Even conservatives are shocked at how wrong the latest anti-Obamacare ruling is

Except Donald Trump, who predictably pretended the partisan district judge was "highly respected."

A 2017 protest in New York City against repeal of the Affordable Care Act.
A 2017 protest in New York City against repeal of the Affordable Care Act. CREDIT: Albin Lohr-Jones/Pacific Press/LightRocket via Getty Images

Late Friday, a federal judge specifically chosen by Republicans to decimate the Affordable Care Act (commonly known as Obamacare) did what he often does: he struck down a policy enacted by elected Democrats using spurious legal reasoning.

But while the tortured argument by United States District Judge Reed O’Connor that the whole of Obamacare is now unconstitutional since congressional Republicans removed its individual mandate penalty garnered praise from Donald Trump, more thoughtful conservatives called the ruling out for what it was.

With only one active federal district judge in the district, the highly partisan O’Connor, the plaintiffs carefully selected Fort Worth, Texas, as the venue for their challenge. As expected, the George W. Bush appointee agreed with their argument and issued a sweeping decision wiping out health protections for millions of Americans.


Ted Frank is director of litigation and senior attorney for the Competitive Enterprise Institute, the fossil fuel industry-backed conservative organization behind the last major unsuccessful challenge to Obamcare, King v. Burwell. On Friday, he reiterated his opposition to the law, but called this ruling an “embarrassingly bad decision.”

Writing for the libertarian Volokh Conspiracy at Reason, Jonathan H. Adler wrote that O’Connor’s decision comes to a “surprising result, and one that is hard to justify,” observing:

I’ve been highly skeptical of the claims in this case from the beginning. Thus the result in the opinion is surprising — and surprisingly weak. It is, in many respects, the conservative equivalent of so-called #Resistance judicial opinions that have embraced questionable legal arguments deployed to subvert objectionable Trump Administration policies. I would be quite surprised if this opinion survives the inevitable appeal to the U.S. Court of Appeals for the Fifth Circuit, and even more surprised if this result garners the support of more than two justices on the Supreme Court (if the case even gets that far).

Peter Suderman, an editor at Reason, called the case “weak” and predicted it will be overturned.

Christopher Jacbos, a contributor for The Federalist whose bio notes that he was a policy adviser for the House Republican Conference under then-Chairman Mike Pence during the Obamacare debate, also expressed his distaste for both Obamacare and the ruling. Noting that Congress opted to repeal only the individual mandate penalty, he argued that “the courts should have deferred to that,” and mocked O’Connor for relying on “A DISSENT in [the first unsuccessful Obamacare challenge] for Pete’s sake.”
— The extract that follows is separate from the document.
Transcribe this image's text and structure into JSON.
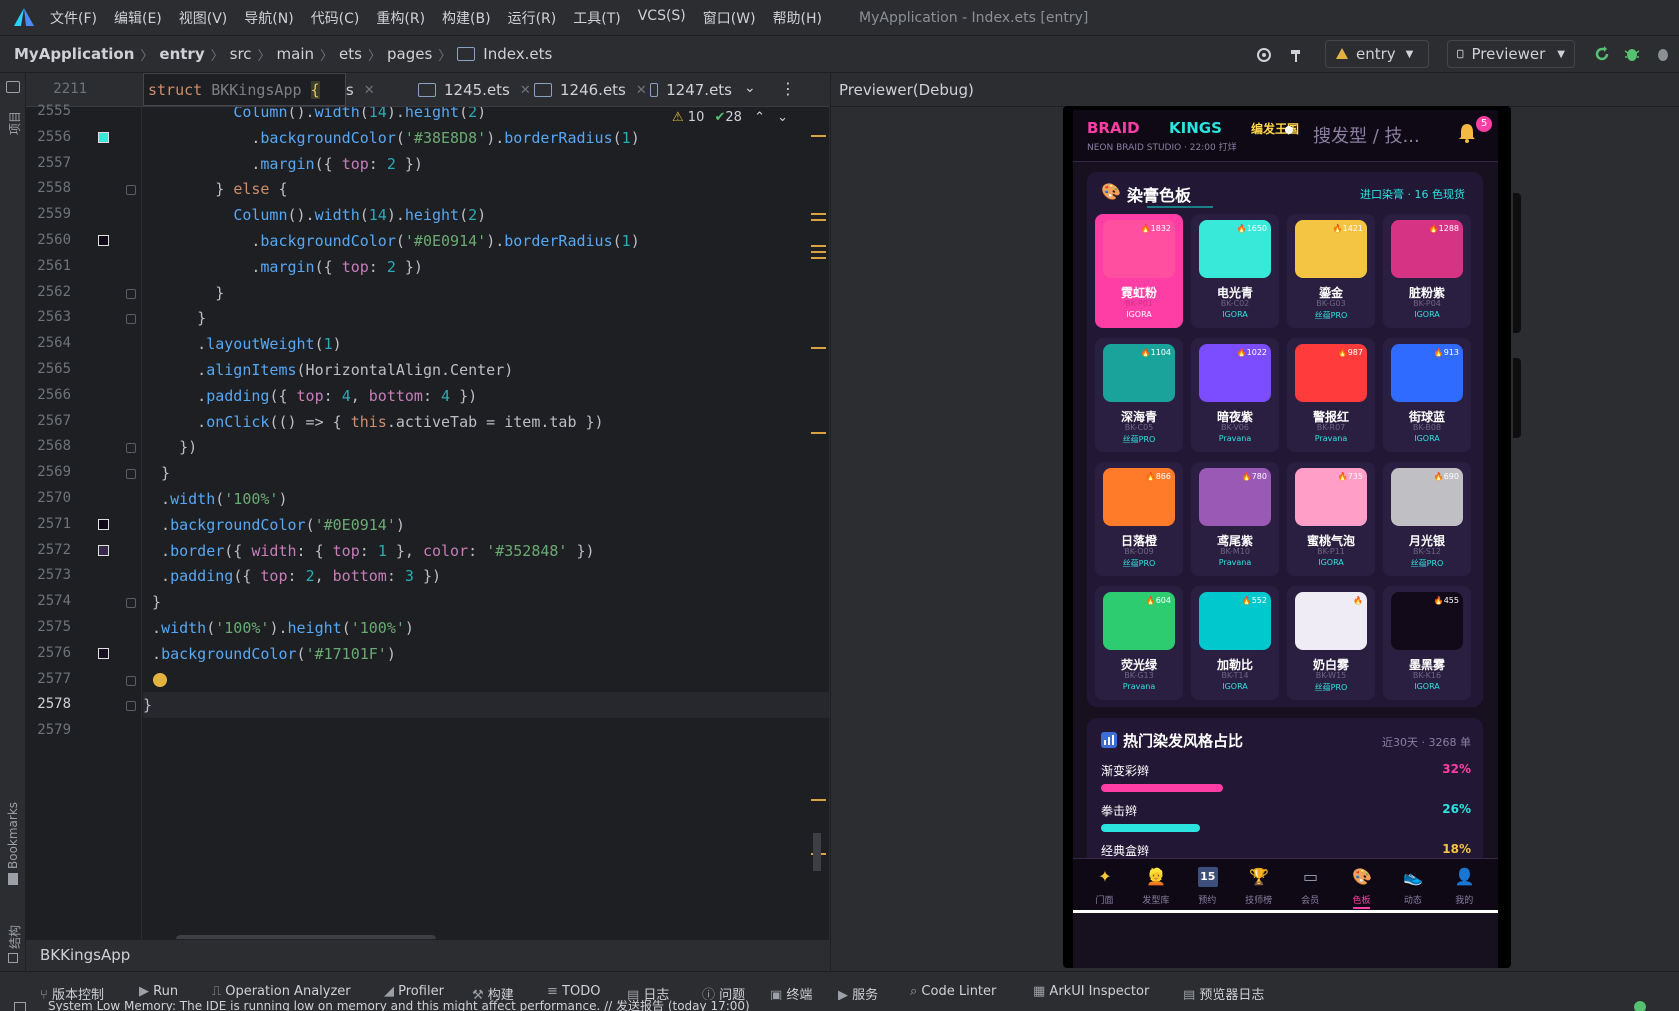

Even far-right blogger Erick Erickson agreed with the ruling, but noted the absurdity that one federal district’s judge in Texas can throw an entire federal law into chaos.

Unsurprisingly, Donald Trump tweeted out self-congratulations, making the odd claim that he had “predicted all along” that a bill passed only last year would cause a rogue judge to destroy legislation that he repeatedly failed to “repeal and replace” as promised.

O’Connor’s ruling did not contain an injunction, meaning the Affordable Care Act is still in operation at the moment. An appeal is imminent.